Cork flooring cost: Like rubber floors, they're heat-insulating and sound-dampening. They're also easy to install, often using a snap-and-lock process to fit together. But a major con is that cork floors require regular maintenance and must be resealed every few years.
A pro can add anywhere from $1 to $4 per square foot in installation fees, excluding the cost of materials. Choosing to DIY versus hiring a local flooring contractor can be difficult. Poured rubber surfacing and rolled mats usually require a contractor’s help, as there’s a lot of measuring, cutting, and mixing involved.
Also, some flooring brands require professional installation to maintain their warranties. You may choose to install tiles on your own, but a pro is the way to go for a larger space with more complicated corners.
Rubberized flooring offers many advantages, particularly for homes with children, those who enjoy exercising, and people with physical disabilities. Some of the benefits include the following:
Can absorb large impacts
Offers great traction
Better accessibility for people with disabilities
Thicker material for a higher fall rating
At approximately $1 to $5 per square foot, rolled mats are the least expensive flooring option since they cover a large surface area and are a better long-term option than tile. Rubber tile is the next inexpensive option at around $3 and $8 per square foot, with poured surfacing costing the most.
Rubber tiles typically take less than two days to install. However, this depends on the state of your floors and the room shape. Since the tiles can snap together, the longest part of the process is cutting and measuring the material to make it fit the room. However, expect the project to take longer if your subfloor is in bad condition. The cost to repair your subfloor averages $560.
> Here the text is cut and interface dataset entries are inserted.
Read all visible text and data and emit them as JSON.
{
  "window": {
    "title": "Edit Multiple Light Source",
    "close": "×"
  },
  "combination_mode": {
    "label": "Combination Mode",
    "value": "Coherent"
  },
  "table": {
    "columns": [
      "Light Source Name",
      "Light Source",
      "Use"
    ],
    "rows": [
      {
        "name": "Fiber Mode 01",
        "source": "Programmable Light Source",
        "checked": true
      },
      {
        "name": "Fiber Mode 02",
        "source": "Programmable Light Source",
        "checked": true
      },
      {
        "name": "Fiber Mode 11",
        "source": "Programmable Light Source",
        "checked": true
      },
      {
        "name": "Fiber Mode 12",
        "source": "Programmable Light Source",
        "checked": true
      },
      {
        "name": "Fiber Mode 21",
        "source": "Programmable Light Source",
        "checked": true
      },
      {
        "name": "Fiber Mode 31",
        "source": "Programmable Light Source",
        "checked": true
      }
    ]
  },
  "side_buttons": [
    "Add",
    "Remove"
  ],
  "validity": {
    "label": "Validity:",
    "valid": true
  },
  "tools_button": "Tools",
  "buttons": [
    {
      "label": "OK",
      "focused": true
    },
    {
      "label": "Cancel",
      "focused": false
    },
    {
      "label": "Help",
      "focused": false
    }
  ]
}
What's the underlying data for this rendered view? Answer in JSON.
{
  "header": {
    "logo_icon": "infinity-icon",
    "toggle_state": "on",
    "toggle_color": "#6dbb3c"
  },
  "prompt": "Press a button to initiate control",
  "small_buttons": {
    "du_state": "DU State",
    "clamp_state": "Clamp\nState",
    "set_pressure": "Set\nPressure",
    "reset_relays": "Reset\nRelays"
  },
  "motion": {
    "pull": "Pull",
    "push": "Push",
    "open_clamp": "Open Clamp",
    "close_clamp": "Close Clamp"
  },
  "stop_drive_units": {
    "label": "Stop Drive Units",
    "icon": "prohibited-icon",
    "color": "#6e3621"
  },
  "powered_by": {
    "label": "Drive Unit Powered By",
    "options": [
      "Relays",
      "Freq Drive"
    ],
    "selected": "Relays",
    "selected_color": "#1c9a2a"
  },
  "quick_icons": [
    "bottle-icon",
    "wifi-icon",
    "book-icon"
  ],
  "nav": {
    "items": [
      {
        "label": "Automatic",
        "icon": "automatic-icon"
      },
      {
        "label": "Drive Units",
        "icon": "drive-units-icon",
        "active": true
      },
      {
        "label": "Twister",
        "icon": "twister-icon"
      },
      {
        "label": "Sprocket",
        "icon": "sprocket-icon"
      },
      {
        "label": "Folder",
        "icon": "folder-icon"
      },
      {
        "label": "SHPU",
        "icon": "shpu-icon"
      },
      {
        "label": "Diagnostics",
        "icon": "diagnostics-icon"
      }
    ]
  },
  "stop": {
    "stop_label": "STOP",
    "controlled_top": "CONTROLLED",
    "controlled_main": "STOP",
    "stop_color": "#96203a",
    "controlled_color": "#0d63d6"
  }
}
Recycled tire flooring averages $11 per square foot, or about $5 less than poured flooring. However, recycled material loses its color faster and requires more frequent resurfacing every five years, so it may not be as cost-effective in the long run.